Article Text

Treatment of atrial fibrillation
  1. Y Blaauw1,
  2. I C Van Gelder2,
  3. H J G M Crijns1
  1. 1Cardiovascular Research Institute Maastricht (CARIM), Maastricht, The Netherlands
  2. 2Thoraxcenter, Department of Cardiology, University Hospital Groningen, Groningen, The Netherlands
  1. Correspondence to:
    H J G M Crijns, MD, Department of Cardiology, Academic Hospital Maastricht, PO Box 5800, 6202 AZ Maastricht, The Netherlands;

Statistics from

Atrial fibrillation (AF) is the most common arrhythmia in clinical practice. It may cause symptoms such as palpitations, dyspnoea, fatigue, dizziness or chest discomfort. Mortality risk has been reported to be twice as high when patients are in AF compared to sinus rhythm. As the incidence increases with age and the total number of elderly patients expands, the future clinical burden will be significant.w1


Mapping studies in fibrillating atria have confirmed the hypothesis of Moe and colleagues that AF is based on multiple wavelets of re-entry.w2 w3 The stability of AF is mainly dependent on the number of wavelets that can circulate in the atria. In this respect, this explains why atrial dilatation is a risk factor for AF since the enlarged atria may accommodate more wavelets.w4 Since the wavelength is determined by the product of refractory period and conduction velocity, a short refractory period or slow conduction facilitate the stability of AF. Interestingly, atrial refractory periods in patients with AF are shorter than in patients with sinus rhythm.w5

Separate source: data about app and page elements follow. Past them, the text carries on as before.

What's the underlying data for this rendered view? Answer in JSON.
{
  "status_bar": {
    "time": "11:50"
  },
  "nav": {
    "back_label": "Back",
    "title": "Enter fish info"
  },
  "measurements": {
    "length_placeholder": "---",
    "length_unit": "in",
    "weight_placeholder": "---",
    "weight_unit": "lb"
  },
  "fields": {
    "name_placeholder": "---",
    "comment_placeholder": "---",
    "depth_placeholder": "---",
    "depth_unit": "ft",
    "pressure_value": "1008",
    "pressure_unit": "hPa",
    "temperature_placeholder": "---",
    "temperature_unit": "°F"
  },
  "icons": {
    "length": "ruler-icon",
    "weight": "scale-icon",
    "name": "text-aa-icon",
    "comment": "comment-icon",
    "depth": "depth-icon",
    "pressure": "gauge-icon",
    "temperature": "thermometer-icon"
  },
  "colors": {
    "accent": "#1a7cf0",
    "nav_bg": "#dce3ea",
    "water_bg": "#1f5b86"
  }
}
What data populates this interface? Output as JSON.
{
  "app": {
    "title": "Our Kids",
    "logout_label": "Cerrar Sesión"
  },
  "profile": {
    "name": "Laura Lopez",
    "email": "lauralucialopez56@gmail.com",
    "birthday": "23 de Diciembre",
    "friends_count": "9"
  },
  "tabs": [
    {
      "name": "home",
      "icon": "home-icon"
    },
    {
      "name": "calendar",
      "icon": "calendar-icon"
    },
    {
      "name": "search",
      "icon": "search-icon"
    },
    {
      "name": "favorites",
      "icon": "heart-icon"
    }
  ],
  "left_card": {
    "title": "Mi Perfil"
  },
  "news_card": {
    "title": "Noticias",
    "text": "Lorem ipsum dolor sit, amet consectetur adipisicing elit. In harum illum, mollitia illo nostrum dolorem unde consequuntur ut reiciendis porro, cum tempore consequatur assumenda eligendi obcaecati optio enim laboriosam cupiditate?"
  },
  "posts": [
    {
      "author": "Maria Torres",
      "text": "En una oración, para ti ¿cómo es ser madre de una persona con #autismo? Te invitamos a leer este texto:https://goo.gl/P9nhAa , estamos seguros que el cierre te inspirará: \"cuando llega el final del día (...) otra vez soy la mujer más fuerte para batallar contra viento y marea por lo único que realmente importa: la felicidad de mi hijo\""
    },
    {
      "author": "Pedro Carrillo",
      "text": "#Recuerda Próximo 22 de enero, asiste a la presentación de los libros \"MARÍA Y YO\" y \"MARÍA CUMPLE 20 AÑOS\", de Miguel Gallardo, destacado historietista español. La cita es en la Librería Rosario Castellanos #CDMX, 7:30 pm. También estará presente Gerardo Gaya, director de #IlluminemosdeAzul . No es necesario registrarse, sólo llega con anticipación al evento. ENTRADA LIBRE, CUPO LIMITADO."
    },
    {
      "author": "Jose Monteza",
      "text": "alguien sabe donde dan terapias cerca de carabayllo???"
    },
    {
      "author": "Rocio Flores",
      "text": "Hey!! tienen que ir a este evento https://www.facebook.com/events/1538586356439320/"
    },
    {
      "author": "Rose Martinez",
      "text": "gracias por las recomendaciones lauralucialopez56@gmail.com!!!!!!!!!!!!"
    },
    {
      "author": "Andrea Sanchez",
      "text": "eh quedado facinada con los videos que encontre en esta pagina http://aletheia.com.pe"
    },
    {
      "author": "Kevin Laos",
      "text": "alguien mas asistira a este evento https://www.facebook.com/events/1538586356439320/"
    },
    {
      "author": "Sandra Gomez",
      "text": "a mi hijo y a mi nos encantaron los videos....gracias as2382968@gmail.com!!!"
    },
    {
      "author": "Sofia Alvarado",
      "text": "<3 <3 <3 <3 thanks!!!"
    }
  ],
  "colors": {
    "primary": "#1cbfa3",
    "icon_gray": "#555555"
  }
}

It has only recently been shown that AF itself causes shortening of the atrial refractory period. In an animal model Wijffels and colleagues demonstrated that repetitive induction of AF by atrial burst pacing led to the development of sustained AF in normal hearts. The hallmark of “AF begets AF” was a shortening of the atrial refractory period (electrical remodelling).1 Further studies have shown that, in addition to electrical remodelling, structural and contractile remodelling also occurs.w6 w7 These experimental observations explain why antiarrhythmic drugs (AADs) fail to terminate persistent AF2 and why paroxysmal AF tends to become persistent or permanent.w8

For the induction and maintenance of AF, ectopic beats or rapid focal activity arising from the pulmonary veins play a much greater role than …

View Full Text

Supplementary materials

    Y Blaauw, I C van Gelder, H J G M Crijns

    Web-only References
    [View PDF]

Request Permissions

If you wish to reuse any or all of this article please use the link below which will take you to the Copyright Clearance Center’s RightsLink service. You will be able to get a quick price and instant permission to reuse the content in many different ways.

Linked Articles

  • Miscellanea
    BMJ Publishing Group Ltd and British Cardiovascular Society
  • Miscellanea
    BMJ Publishing Group Ltd and British Cardiovascular Society
  • Miscellanea
    BMJ Publishing Group Ltd and British Cardiovascular Society
  • Miscellanea
    BMJ Publishing Group Ltd and British Cardiovascular Society